From dissent to majority opinion. Only takes two years.
Appeals of immigration judge decisions have to be filed within 30 days. An immigration lawyer does everything right and mails the appeal with guaranteed next day delivery (for delivery on the 30th day) via the USPS. Predictably -- otherwise we wouldn't be in this jam -- the USPS takes an extra day, which means the appeal is one day late.
The BIA holds that it lacks jurisdiction to decide the appeal. In 2009, the Ninth Circuit affirms, in an opinion by Judge Milan Smith. Judge Kleinfeld dissents.

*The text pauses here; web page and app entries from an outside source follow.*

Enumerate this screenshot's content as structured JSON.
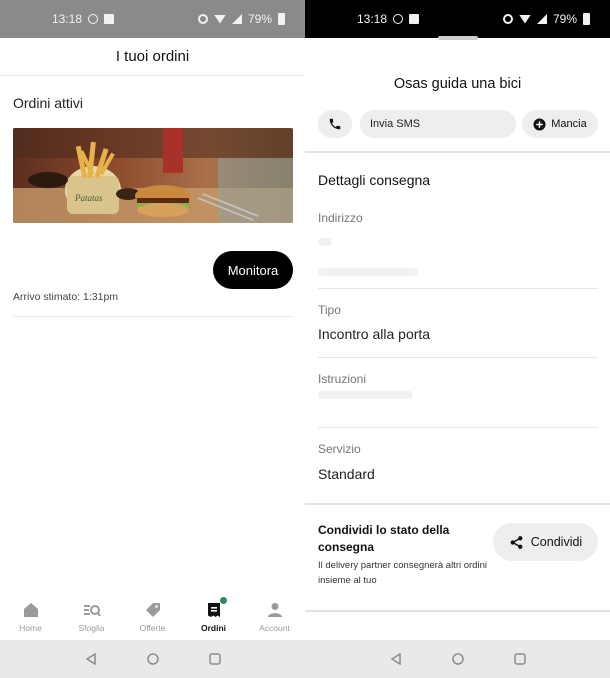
{
  "status_bar": {
    "time": "13:18",
    "battery": "79%"
  },
  "orders_screen": {
    "title": "I tuoi ordini",
    "section_title": "Ordini attivi",
    "monitor_button": "Monitora",
    "eta": "Arrivo stimato: 1:31pm",
    "bottom_nav": [
      {
        "label": "Home",
        "icon": "home-icon"
      },
      {
        "label": "Sfoglia",
        "icon": "browse-icon"
      },
      {
        "label": "Offerte",
        "icon": "tag-icon"
      },
      {
        "label": "Ordini",
        "icon": "receipt-icon",
        "active": true
      },
      {
        "label": "Account",
        "icon": "person-icon"
      }
    ]
  },
  "delivery_screen": {
    "courier_title": "Osas guida una bici",
    "sms_placeholder": "Invia SMS",
    "tip_button": "Mancia",
    "details_title": "Dettagli consegna",
    "fields": {
      "address_label": "Indirizzo",
      "type_label": "Tipo",
      "type_value": "Incontro alla porta",
      "instructions_label": "Istruzioni",
      "service_label": "Servizio",
      "service_value": "Standard"
    },
    "share": {
      "title": "Condividi lo stato della consegna",
      "description": "Il delivery partner consegnerà altri ordini insieme al tuo",
      "button": "Condividi"
    }
  },
  "colors": {
    "primary_button": "#000000",
    "pill_background": "#eeeeee",
    "active_dot": "#2e8b57",
    "left_status_bar": "#8a8a8a"
  }
}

There's a motion for rehearing and rehearing en banc. That gets a fair piece of internal attention in the Ninth Circuit. The two judges in the majority start to rethink their position. Or, at a minimum, see the handwriting on the wall. So in 2010, the opinion is withdrawn.
And, earlier today, a new opinion is issued in its stead. Written by . . . Judge Kleinfeld. A majority opinion that looks very similar to the dissent he filed in 2009 (but that includes even more details and arguments). But this time, he's not writing for himself. It's unanimous. It wasn't persuasive to anyone else on the panel in 2009, but in 2011, they're on board.
Stuff like this is rare. But it happens. And when it does, it's nice to see. At least in cases like this one, which which the original dissent seems both a proper interpretation of the law as well as eminently reasonable. (Back when the original Ninth Circuit opinion came out, I talked about the case, and particularly Judge Kleinfeld's dissent, by saying that "I have never liked and respected Judge Kleinfeld more than I do today." I was glad to see that my view of the dissent was shared by a nontrivial number of judges on the Ninth Circuit -- even enough to make an en banc call a serious possibility.)
Plus, I like the changes that Judge Kleinfeld makes. To give but one example, in 2009, his dissent said: "Aliens’ appeals are not, by and large, handled by giant spare-no-expense law firms, in which a partner can command a senior associate who can command a junior associate to have something on his desk by 9:00 A.M. Monday without fail, and whatever expenses are necessary to accomplish that will be borne." He's got that same thought in 2011, but drops a footnote that reads: "But see Maples v. Allen, 586 F.3d 879, 884, 886-90 (11th Cir. 2009) (denying relief to prisoner in part because his lawyers, from the large New York firm Sullivan & Cromwell, caused his notice of appeal to be filed late)." Gotta love the slam -- albeit an entirely relevant one -- on S&C.